Beast, Please Be Still
Remember when Igor Stravinsky wrote “Le Sacre du Printemps (The Rite of Spring)” and then it got played live and people rioted? Well, there were no riots tonight (hey, we have a new president, everything is great!), but the performance of BPBS was basically just as envelope-pushing as that magnificent piece of work (not the ballet part, apparently that sucked. just the music.). The five gentlemen (plus two guest musicians) in BPBS played guitar, violin, bass, drums, yelling, baritone sax, soprano sax, electric melodica-looking thing (electric sax???), trombone, maybe a baritone horn and some weird percussion like a hunk of metal bashed on with a metal rod wrapped with fifteen rolls of electrical tape (give or take 14 rolls). The whole time they were playing, my forehead was all scrunched up. Just like Le Sacre du Printemps, you wonder if they are just tuning up and testing out their instruments or if these are actual songs. I didn’t even recognize when they started playing. Their music is some sort of tribal chaos with tendencies toward funk and avant jazz. How do they remember how the songs go? How do these songs make sense? The saxophone player had a wonderful jumpsuit on. If they all had the same outfit, they would make the perfect replacement for the Star Wars Cantina Band. So ahead of it’s time that it might have come from the future. In the chaos, the drummer was slapping his drums with his hands, the violinist shredded half of his bow up, and the whole place felt confused. This is what I expected from the Cumulus Festival! Awesome!
Hypatia is a greek mathematician, possibly the first recorded woman mathematician of note. A lake is a body of water, inferior to both a sea and an ocean. Put them together and you have something you know about and something you don’t. There’s the familiar sounds of rock and roll emanating from the band, but the guitars are simply too crazy with effects and what not to be familiar. It’s like some foreign language. Like mathematics. In Latin. This four piece band uses 2 guitars, bass, drums and occasionally a Kaoss pad, I think. Hypatia Lake is the first band of the festival to use microphones to sing. (Beast Please Be Still did some great yelling into the air.) Though, half of the time, the vocals are merely notes and not so much perceivable words. Their sound is grungy and spacey. Like kids from Aberdeen figured out how to reach escape velocity. Like hippies started wearing flannel. Hypatia Lake used a projector as their only source of light, just like all those concerts from the 60’s I’ve seen in documentaries. These guys have been the least “post rock” band of the festival. They even used the “big rock ending.” I stuck around for most of the set, but then started thinking about the snow and how I have to write this thing and how I have to wake up at 9, which is only 6.5 hours away and how I haven’t slept well all week and how I need to be on my “A” game tomorrow. So I walked two blocks to my VIP parking spot and drove away.
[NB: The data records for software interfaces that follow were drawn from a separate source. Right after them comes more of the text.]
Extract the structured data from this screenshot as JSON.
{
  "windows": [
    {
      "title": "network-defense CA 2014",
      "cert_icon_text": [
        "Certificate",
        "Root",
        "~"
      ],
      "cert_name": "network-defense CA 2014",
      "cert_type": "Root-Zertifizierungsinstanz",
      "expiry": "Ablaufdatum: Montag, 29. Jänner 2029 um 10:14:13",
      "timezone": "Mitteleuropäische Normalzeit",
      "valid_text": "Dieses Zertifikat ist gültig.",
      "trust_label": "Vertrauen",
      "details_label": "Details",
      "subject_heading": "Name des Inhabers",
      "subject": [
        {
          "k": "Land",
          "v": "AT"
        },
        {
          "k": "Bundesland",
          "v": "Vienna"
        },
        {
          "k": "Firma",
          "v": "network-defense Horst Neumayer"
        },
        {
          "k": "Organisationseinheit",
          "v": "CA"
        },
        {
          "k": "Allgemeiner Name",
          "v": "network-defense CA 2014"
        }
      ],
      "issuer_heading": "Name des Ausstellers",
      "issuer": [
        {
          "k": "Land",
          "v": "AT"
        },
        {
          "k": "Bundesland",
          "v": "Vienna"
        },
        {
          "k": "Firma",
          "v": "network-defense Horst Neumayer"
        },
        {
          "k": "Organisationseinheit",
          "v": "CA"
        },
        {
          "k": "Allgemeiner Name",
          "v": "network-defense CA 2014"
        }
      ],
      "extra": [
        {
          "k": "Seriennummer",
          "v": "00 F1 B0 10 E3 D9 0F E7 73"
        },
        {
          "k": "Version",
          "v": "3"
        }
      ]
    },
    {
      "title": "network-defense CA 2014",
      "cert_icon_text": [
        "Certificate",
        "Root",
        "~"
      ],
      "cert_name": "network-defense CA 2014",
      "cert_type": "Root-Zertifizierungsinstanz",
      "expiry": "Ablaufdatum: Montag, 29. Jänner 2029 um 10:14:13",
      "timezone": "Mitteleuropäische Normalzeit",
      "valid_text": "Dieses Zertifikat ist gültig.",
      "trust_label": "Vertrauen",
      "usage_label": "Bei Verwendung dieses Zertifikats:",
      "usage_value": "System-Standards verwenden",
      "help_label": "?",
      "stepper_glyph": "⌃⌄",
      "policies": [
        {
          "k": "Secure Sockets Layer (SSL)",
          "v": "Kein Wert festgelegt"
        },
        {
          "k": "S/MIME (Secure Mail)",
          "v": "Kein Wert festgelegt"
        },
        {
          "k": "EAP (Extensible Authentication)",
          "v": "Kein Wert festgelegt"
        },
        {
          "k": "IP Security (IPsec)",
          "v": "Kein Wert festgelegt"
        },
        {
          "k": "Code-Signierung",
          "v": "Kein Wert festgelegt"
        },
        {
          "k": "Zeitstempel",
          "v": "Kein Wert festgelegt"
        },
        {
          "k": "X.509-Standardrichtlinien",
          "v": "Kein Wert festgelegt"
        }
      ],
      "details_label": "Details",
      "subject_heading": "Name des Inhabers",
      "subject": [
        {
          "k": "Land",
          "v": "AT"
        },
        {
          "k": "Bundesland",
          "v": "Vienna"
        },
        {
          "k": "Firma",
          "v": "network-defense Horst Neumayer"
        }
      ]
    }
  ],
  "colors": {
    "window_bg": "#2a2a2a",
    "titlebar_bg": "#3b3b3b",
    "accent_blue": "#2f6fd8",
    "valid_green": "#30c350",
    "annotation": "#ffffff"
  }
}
Tomorrow: my favorite northwest instrumental band (still currently playing often).